◆ SUPPLIED MATERIAL
-=-=-
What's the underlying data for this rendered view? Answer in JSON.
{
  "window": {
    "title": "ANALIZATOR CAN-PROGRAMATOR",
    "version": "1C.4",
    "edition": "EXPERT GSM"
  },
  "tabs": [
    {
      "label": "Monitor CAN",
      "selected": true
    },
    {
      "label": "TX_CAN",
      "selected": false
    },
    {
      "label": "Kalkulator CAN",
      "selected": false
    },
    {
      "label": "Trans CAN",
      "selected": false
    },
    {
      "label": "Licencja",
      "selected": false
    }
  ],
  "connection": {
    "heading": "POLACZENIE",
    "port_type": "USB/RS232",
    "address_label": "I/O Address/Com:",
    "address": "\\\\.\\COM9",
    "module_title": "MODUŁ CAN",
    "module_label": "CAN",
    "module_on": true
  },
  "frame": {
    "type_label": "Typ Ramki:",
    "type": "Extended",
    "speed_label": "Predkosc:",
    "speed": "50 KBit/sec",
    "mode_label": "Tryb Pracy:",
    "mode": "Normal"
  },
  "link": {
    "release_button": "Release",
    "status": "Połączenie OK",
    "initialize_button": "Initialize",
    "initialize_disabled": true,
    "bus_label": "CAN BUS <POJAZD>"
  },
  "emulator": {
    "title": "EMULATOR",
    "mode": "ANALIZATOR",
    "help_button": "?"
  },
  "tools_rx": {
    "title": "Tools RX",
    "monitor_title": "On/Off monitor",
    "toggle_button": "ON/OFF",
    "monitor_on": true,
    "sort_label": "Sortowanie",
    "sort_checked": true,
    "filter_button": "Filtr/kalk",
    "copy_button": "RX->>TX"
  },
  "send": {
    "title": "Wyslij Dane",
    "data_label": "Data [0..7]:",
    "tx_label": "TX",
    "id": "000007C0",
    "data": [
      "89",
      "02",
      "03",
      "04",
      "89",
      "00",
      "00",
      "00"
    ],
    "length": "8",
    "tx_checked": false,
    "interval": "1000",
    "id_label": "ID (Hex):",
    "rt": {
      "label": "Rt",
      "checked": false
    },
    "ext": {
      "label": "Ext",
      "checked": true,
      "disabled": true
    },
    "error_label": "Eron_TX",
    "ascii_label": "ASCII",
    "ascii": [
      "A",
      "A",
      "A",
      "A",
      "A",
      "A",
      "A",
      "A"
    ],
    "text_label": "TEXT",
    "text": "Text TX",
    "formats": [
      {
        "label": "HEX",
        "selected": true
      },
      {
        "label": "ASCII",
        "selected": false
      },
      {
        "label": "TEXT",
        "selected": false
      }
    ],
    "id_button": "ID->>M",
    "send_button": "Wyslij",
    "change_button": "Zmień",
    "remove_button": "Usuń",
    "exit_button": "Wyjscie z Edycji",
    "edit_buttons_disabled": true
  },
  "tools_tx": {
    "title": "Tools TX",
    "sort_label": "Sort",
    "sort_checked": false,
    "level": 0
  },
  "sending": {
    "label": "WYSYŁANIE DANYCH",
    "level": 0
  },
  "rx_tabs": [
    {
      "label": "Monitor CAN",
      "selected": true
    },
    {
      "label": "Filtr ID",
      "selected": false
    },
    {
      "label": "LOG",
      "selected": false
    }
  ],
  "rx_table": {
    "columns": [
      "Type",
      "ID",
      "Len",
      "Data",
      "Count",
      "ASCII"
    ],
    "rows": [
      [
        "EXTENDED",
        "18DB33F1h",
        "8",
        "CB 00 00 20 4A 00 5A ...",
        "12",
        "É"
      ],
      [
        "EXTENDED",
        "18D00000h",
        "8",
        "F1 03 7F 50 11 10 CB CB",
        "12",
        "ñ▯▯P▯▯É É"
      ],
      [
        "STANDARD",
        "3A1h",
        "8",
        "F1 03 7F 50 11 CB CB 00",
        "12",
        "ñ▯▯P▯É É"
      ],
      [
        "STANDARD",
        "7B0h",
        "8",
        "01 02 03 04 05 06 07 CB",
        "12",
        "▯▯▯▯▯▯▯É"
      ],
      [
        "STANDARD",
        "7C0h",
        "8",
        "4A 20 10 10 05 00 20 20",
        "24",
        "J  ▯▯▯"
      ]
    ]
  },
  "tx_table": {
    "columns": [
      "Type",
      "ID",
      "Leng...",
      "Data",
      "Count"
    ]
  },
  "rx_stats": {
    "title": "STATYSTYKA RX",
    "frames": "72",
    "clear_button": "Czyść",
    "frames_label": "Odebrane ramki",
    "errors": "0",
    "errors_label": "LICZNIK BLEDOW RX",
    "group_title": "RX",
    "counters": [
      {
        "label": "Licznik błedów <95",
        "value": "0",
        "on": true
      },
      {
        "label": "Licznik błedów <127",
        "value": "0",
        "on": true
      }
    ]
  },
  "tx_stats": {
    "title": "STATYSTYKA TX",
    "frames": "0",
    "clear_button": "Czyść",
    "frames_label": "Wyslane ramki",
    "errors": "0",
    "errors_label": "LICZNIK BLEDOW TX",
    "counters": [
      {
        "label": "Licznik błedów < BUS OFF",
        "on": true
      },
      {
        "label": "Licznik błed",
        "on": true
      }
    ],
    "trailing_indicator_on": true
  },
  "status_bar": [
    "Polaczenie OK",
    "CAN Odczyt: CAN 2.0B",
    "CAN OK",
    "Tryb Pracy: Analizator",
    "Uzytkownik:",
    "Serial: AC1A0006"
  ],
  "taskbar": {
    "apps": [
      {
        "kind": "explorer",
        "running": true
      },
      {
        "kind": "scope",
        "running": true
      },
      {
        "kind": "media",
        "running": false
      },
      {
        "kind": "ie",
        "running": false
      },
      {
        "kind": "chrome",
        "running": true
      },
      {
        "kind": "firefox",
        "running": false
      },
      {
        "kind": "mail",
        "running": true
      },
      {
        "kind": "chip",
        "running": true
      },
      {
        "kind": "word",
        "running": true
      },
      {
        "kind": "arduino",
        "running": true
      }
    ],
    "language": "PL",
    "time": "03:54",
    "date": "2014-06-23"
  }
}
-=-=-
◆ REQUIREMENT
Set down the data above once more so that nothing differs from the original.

◆ FINISHED TASK
What's the underlying data for this rendered view? Answer in JSON.
{
  "window": {
    "title": "ANALIZATOR CAN-PROGRAMATOR",
    "version": "1C.4",
    "edition": "EXPERT GSM"
  },
  "tabs": [
    {
      "label": "Monitor CAN",
      "selected": true
    },
    {
      "label": "TX_CAN",
      "selected": false
    },
    {
      "label": "Kalkulator CAN",
      "selected": false
    },
    {
      "label": "Trans CAN",
      "selected": false
    },
    {
      "label": "Licencja",
      "selected": false
    }
  ],
  "connection": {
    "heading": "POLACZENIE",
    "port_type": "USB/RS232",
    "address_label": "I/O Address/Com:",
    "address": "\\\\.\\COM9",
    "module_title": "MODUŁ CAN",
    "module_label": "CAN",
    "module_on": true
  },
  "frame": {
    "type_label": "Typ Ramki:",
    "type": "Extended",
    "speed_label": "Predkosc:",
    "speed": "50 KBit/sec",
    "mode_label": "Tryb Pracy:",
    "mode": "Normal"
  },
  "link": {
    "release_button": "Release",
    "status": "Połączenie OK",
    "initialize_button": "Initialize",
    "initialize_disabled": true,
    "bus_label": "CAN BUS <POJAZD>"
  },
  "emulator": {
    "title": "EMULATOR",
    "mode": "ANALIZATOR",
    "help_button": "?"
  },
  "tools_rx": {
    "title": "Tools RX",
    "monitor_title": "On/Off monitor",
    "toggle_button": "ON/OFF",
    "monitor_on": true,
    "sort_label": "Sortowanie",
    "sort_checked": true,
    "filter_button": "Filtr/kalk",
    "copy_button": "RX->>TX"
  },
  "send": {
    "title": "Wyslij Dane",
    "data_label": "Data [0..7]:",
    "tx_label": "TX",
    "id": "000007C0",
    "data": [
      "89",
      "02",
      "03",
      "04",
      "89",
      "00",
      "00",
      "00"
    ],
    "length": "8",
    "tx_checked": false,
    "interval": "1000",
    "id_label": "ID (Hex):",
    "rt": {
      "label": "Rt",
      "checked": false
    },
    "ext": {
      "label": "Ext",
      "checked": true,
      "disabled": true
    },
    "error_label": "Eron_TX",
    "ascii_label": "ASCII",
    "ascii": [
      "A",
      "A",
      "A",
      "A",
      "A",
      "A",
      "A",
      "A"
    ],
    "text_label": "TEXT",
    "text": "Text TX",
    "formats": [
      {
        "label": "HEX",
        "selected": true
      },
      {
        "label": "ASCII",
        "selected": false
      },
      {
        "label": "TEXT",
        "selected": false
      }
    ],
    "id_button": "ID->>M",
    "send_button": "Wyslij",
    "change_button": "Zmień",
    "remove_button": "Usuń",
    "exit_button": "Wyjscie z Edycji",
    "edit_buttons_disabled": true
  },
  "tools_tx": {
    "title": "Tools TX",
    "sort_label": "Sort",
    "sort_checked": false,
    "level": 0
  },
  "sending": {
    "label": "WYSYŁANIE DANYCH",
    "level": 0
  },
  "rx_tabs": [
    {
      "label": "Monitor CAN",
      "selected": true
    },
    {
      "label": "Filtr ID",
      "selected": false
    },
    {
      "label": "LOG",
      "selected": false
    }
  ],
  "rx_table": {
    "columns": [
      "Type",
      "ID",
      "Len",
      "Data",
      "Count",
      "ASCII"
    ],
    "rows": [
      [
        "EXTENDED",
        "18DB33F1h",
        "8",
        "CB 00 00 20 4A 00 5A ...",
        "12",
        "É"
      ],
      [
        "EXTENDED",
        "18D00000h",
        "8",
        "F1 03 7F 50 11 10 CB CB",
        "12",
        "ñ▯▯P▯▯É É"
      ],
      [
        "STANDARD",
        "3A1h",
        "8",
        "F1 03 7F 50 11 CB CB 00",
        "12",
        "ñ▯▯P▯É É"
      ],
      [
        "STANDARD",
        "7B0h",
        "8",
        "01 02 03 04 05 06 07 CB",
        "12",
        "▯▯▯▯▯▯▯É"
      ],
      [
        "STANDARD",
        "7C0h",
        "8",
        "4A 20 10 10 05 00 20 20",
        "24",
        "J  ▯▯▯"
      ]
    ]
  },
  "tx_table": {
    "columns": [
      "Type",
      "ID",
      "Leng...",
      "Data",
      "Count"
    ]
  },
  "rx_stats": {
    "title": "STATYSTYKA RX",
    "frames": "72",
    "clear_button": "Czyść",
    "frames_label": "Odebrane ramki",
    "errors": "0",
    "errors_label": "LICZNIK BLEDOW RX",
    "group_title": "RX",
    "counters": [
      {
        "label": "Licznik błedów <95",
        "value": "0",
        "on": true
      },
      {
        "label": "Licznik błedów <127",
        "value": "0",
        "on": true
      }
    ]
  },
  "tx_stats": {
    "title": "STATYSTYKA TX",
    "frames": "0",
    "clear_button": "Czyść",
    "frames_label": "Wyslane ramki",
    "errors": "0",
    "errors_label": "LICZNIK BLEDOW TX",
    "counters": [
      {
        "label": "Licznik błedów < BUS OFF",
        "on": true
      },
      {
        "label": "Licznik błed",
        "on": true
      }
    ],
    "trailing_indicator_on": true
  },
  "status_bar": [
    "Polaczenie OK",
    "CAN Odczyt: CAN 2.0B",
    "CAN OK",
    "Tryb Pracy: Analizator",
    "Uzytkownik:",
    "Serial: AC1A0006"
  ],
  "taskbar": {
    "apps": [
      {
        "kind": "explorer",
        "running": true
      },
      {
        "kind": "scope",
        "running": true
      },
      {
        "kind": "media",
        "running": false
      },
      {
        "kind": "ie",
        "running": false
      },
      {
        "kind": "chrome",
        "running": true
      },
      {
        "kind": "firefox",
        "running": false
      },
      {
        "kind": "mail",
        "running": true
      },
      {
        "kind": "chip",
        "running": true
      },
      {
        "kind": "word",
        "running": true
      },
      {
        "kind": "arduino",
        "running": true
      }
    ],
    "language": "PL",
    "time": "03:54",
    "date": "2014-06-23"
  }
}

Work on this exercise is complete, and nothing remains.